WWE Virtual Production Studio

The virtual production studio allows WWE to capture content against any backdrop for branded promos or even character-based location shots. (Image credit: Meptik)

At NAB, Russ Kornstein, SVP of on-air promotions at WWE, said the company generates 5,000 pieces of content a month. "WWE is already well-known for its dynamic range of content production, from live broadcasts and major events to engaging social media posts," Rivero said. "I expect that the new content being produced in Studio 3 will naturally build on this strong foundation."
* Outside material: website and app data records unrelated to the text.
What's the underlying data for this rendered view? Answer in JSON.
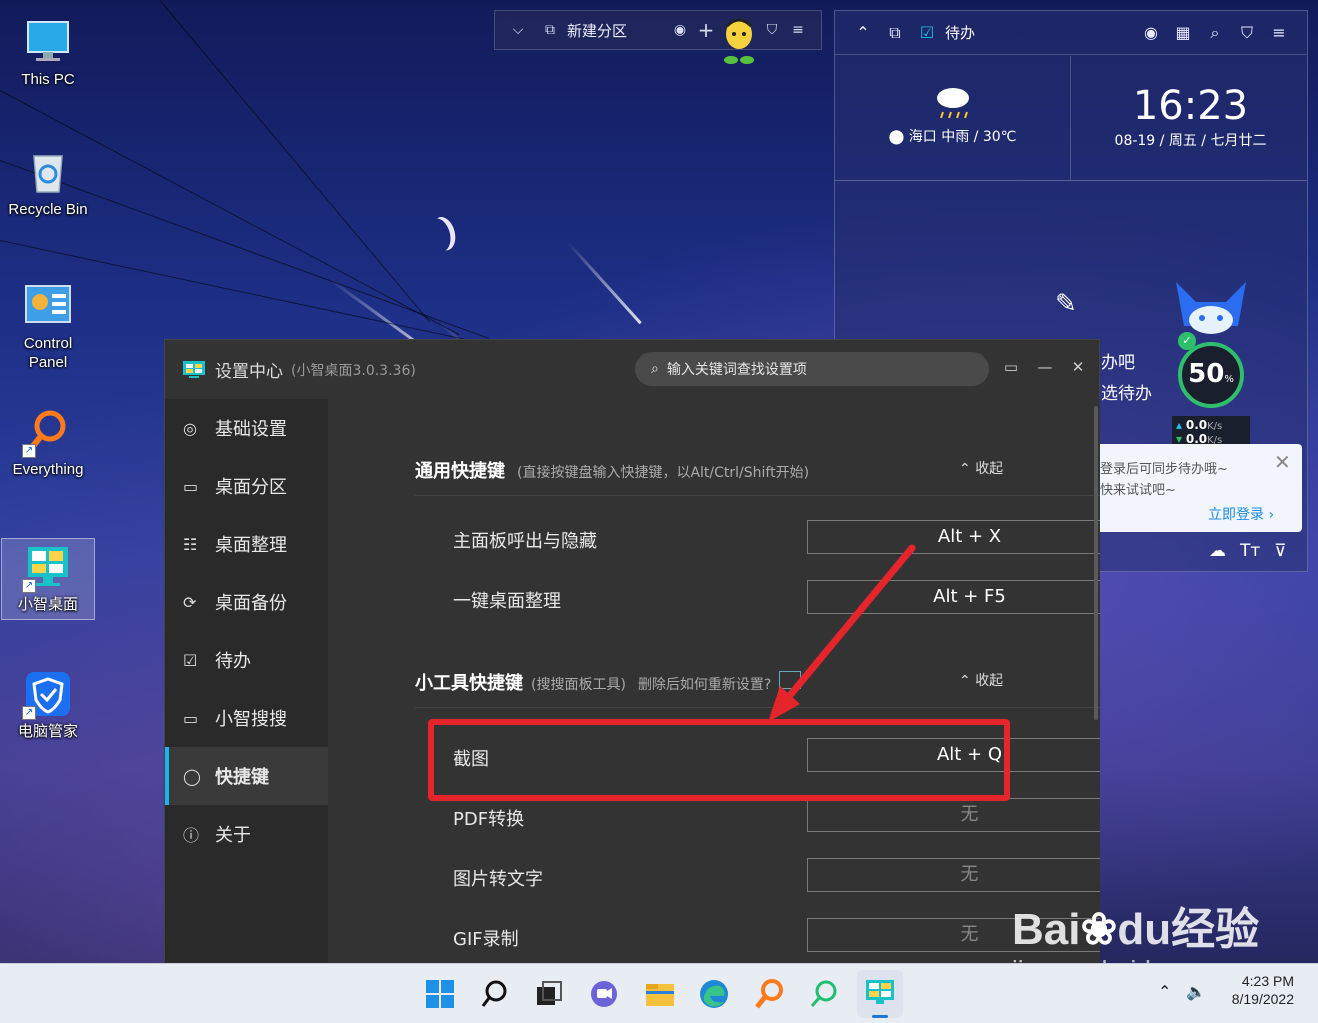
{
  "desktop": {
    "icons": [
      {
        "label": "This PC"
      },
      {
        "label": "Recycle Bin"
      },
      {
        "label": "Control Panel"
      },
      {
        "label": "Everything"
      },
      {
        "label": "小智桌面"
      },
      {
        "label": "电脑管家"
      }
    ]
  },
  "partition_bar": {
    "label": "新建分区",
    "icons": [
      "chevron-down-icon",
      "partition-icon",
      "user-icon",
      "plus-icon",
      "mascot-icon",
      "shirt-icon",
      "menu-icon"
    ]
  },
  "todo_widget": {
    "title": "待办",
    "weather": {
      "city": "海口",
      "condition": "中雨",
      "temp": "30℃",
      "icon": "rain-cloud-icon"
    },
    "clock": {
      "time": "16:23",
      "date": "08-19 / 周五 / 七月廿二"
    },
    "partial_text_1": "办吧",
    "partial_text_2": "选待办",
    "toolbar_icons": [
      "cloud-sync-icon",
      "font-size-icon",
      "filter-icon"
    ]
  },
  "speed_ball": {
    "percent": "50",
    "unit": "%",
    "upload": "0.0",
    "download": "0.0",
    "rate_unit": "K/s"
  },
  "login_popup": {
    "line1": "登录后可同步待办哦~",
    "line2": "快来试试吧~",
    "link": "立即登录"
  },
  "settings": {
    "title": "设置中心",
    "version": "(小智桌面3.0.3.36)",
    "search_placeholder": "输入关键词查找设置项",
    "nav": [
      {
        "label": "基础设置",
        "icon": "settings-circle-icon"
      },
      {
        "label": "桌面分区",
        "icon": "monitor-icon"
      },
      {
        "label": "桌面整理",
        "icon": "list-icon"
      },
      {
        "label": "桌面备份",
        "icon": "backup-icon"
      },
      {
        "label": "待办",
        "icon": "calendar-check-icon"
      },
      {
        "label": "小智搜搜",
        "icon": "search-box-icon"
      },
      {
        "label": "快捷键",
        "icon": "mouse-icon"
      },
      {
        "label": "关于",
        "icon": "info-icon"
      }
    ],
    "sections": [
      {
        "title": "通用快捷键",
        "subtitle": "(直接按键盘输入快捷键，以Alt/Ctrl/Shift开始)",
        "collapse": "收起",
        "rows": [
          {
            "label": "主面板呼出与隐藏",
            "key": "Alt + X"
          },
          {
            "label": "一键桌面整理",
            "key": "Alt + F5"
          }
        ]
      },
      {
        "title": "小工具快捷键",
        "subtitle": "(搜搜面板工具)",
        "hint": "删除后如何重新设置?",
        "collapse": "收起",
        "rows": [
          {
            "label": "截图",
            "key": "Alt + Q"
          },
          {
            "label": "PDF转换",
            "key": "无"
          },
          {
            "label": "图片转文字",
            "key": "无"
          },
          {
            "label": "GIF录制",
            "key": "无"
          }
        ]
      }
    ]
  },
  "watermark": {
    "brand_en": "Bai",
    "brand_du": "du",
    "brand_cn": "经验",
    "url": "jingyan.baidu.com"
  },
  "taskbar": {
    "time": "4:23 PM",
    "date": "8/19/2022",
    "apps": [
      "windows-start-icon",
      "search-icon",
      "task-view-icon",
      "chat-icon",
      "file-explorer-icon",
      "edge-icon",
      "everything-icon",
      "search-tool-icon",
      "xiaozhi-desktop-icon"
    ]
  },
  "colors": {
    "accent": "#18b4f0",
    "highlight": "#e5242b",
    "panel": "#333333"
  }
}
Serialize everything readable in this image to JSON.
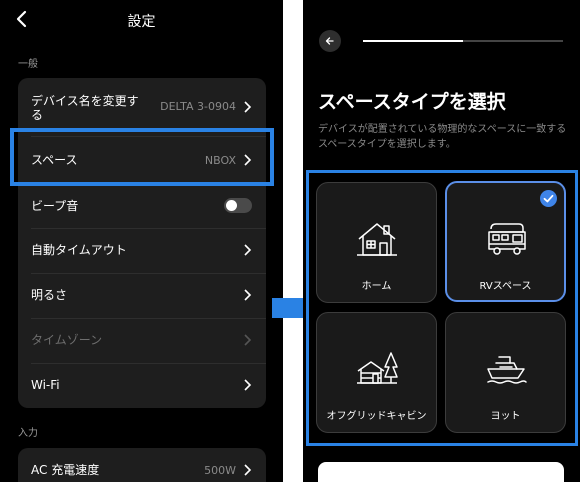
{
  "left": {
    "title": "設定",
    "section_general": "一般",
    "rows": [
      {
        "label": "デバイス名を変更する",
        "value": "DELTA 3-0904"
      },
      {
        "label": "スペース",
        "value": "NBOX"
      },
      {
        "label": "ビープ音",
        "toggle": false
      },
      {
        "label": "自動タイムアウト"
      },
      {
        "label": "明るさ"
      },
      {
        "label": "タイムゾーン",
        "disabled": true
      },
      {
        "label": "Wi-Fi"
      }
    ],
    "section_input": "入力",
    "input_rows": [
      {
        "label": "AC 充電速度",
        "value": "500W"
      }
    ]
  },
  "right": {
    "progress": 0.5,
    "title": "スペースタイプを選択",
    "description": "デバイスが配置されている物理的なスペースに一致するスペースタイプを選択します。",
    "options": [
      {
        "label": "ホーム",
        "icon": "house-icon",
        "selected": false
      },
      {
        "label": "RVスペース",
        "icon": "rv-icon",
        "selected": true
      },
      {
        "label": "オフグリッドキャビン",
        "icon": "cabin-icon",
        "selected": false
      },
      {
        "label": "ヨット",
        "icon": "yacht-icon",
        "selected": false
      }
    ]
  },
  "colors": {
    "highlight": "#2a82e4",
    "background": "#000000",
    "card": "#1e1e1e",
    "selected_border": "#5b8fe8",
    "check": "#3f84e8"
  }
}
Without giving away too much of the future surprises for WWE fans, Rivero said the WWE already has a lot planned, and Meptik is providing support for future productions. On top of that, WWE designed the studios not only for its own content productions but also with the vision of opening their doors to external sports and media organizations. " Their needs are very broad. One day, they could shoot a live TV interview, then the next day have a wrestling show, and then they might shoot a commercial the day after that," he said.

['Meet Us' in DC]

Focused on the story arcs of its wrestlers as much as the action itself, the WWE content team is no stranger to detailed storytelling with innovative technologies. Meptik and AbelCine have now created an environment that is versatile and dynamic, much like the WWE heroes and antiheroes themselves. Whether it is an up close and personal look at a Stone Cold Stunner or a conversation with undisputed champion Cody Rhodes, the possibilities from Studio 3 are endless.

"With an LED stage, WWE’s team will now be able to quickly switch out locations so that they can capture people against any backdrop faster than ever before," Rivero added. "They can get their talent in there for branded IDs, and they can use the stage to really lean into the wrestling characters—so if a persona is from the backwoods, they can capture them in the middle of a swamp and make a mini-movie if they wanted to. A virtual production studio is the perfect solution for WWE’s team."

Wayne Cavadi
Senior Content Manager

Wayne Cavadi is the senior content manager of Systems Contractor News. Prior to taking a leap into the Pro AV industry, Wayne was a journalist and content lead for Turner Sports, covering the NCAA, PGA, and Major and Minor League Baseball. His work has been featured in a variety of national publications including Bleacher Report, Lindy's Magazine, and The Advocate. When not writing, he hosts the DII Nation Podcast, committed to furthering the stories and careers of NCAA Division II student-athletes. Follow his work on Twitter at @WayneCavadi_2 or the SCN mag Twitter page.